++++ INFORMATION GIVEN

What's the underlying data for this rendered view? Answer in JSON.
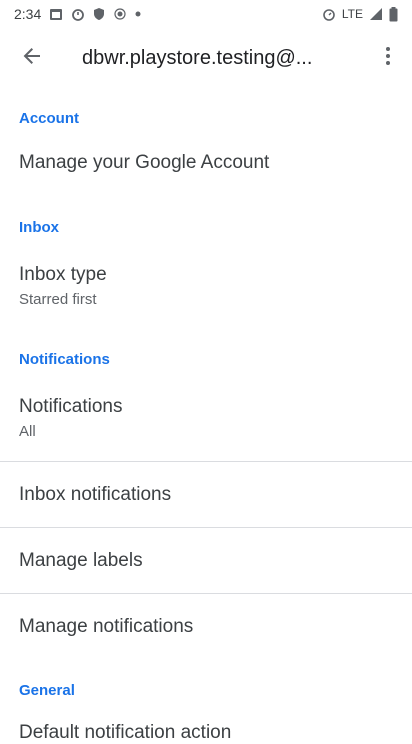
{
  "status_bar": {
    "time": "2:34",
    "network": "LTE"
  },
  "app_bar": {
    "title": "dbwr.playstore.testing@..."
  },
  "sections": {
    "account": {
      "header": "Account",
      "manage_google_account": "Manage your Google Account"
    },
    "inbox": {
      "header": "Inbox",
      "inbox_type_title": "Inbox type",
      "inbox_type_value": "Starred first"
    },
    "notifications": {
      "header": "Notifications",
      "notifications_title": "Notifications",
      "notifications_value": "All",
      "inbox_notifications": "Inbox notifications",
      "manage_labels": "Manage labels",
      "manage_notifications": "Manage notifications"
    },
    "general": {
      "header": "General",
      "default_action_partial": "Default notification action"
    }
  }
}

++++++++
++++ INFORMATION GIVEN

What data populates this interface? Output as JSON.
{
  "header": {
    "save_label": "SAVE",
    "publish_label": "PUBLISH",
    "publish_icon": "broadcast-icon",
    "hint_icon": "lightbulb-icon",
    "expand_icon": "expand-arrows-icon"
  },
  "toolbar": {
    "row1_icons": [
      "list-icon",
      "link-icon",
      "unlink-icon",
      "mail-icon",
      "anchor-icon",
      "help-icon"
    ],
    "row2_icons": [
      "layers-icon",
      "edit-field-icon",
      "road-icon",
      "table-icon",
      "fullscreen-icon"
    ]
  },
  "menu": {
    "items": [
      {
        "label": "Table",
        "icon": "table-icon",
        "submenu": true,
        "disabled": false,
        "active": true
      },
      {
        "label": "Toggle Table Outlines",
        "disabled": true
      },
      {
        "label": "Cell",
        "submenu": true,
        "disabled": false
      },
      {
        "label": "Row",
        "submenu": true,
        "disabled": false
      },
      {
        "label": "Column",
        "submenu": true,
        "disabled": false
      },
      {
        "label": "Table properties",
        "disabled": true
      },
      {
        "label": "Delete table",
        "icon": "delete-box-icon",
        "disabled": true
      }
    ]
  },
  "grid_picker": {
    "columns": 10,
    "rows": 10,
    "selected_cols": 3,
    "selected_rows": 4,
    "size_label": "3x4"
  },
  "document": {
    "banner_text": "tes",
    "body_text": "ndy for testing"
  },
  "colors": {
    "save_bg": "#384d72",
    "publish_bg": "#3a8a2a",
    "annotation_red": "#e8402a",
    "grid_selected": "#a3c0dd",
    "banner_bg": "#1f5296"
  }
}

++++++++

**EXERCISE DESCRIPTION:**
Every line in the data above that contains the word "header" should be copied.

**TASK OUTPUT:**
      "header": "Account",
      "header": "Inbox",
      "header": "Notifications",
      "header": "General",
  "header": {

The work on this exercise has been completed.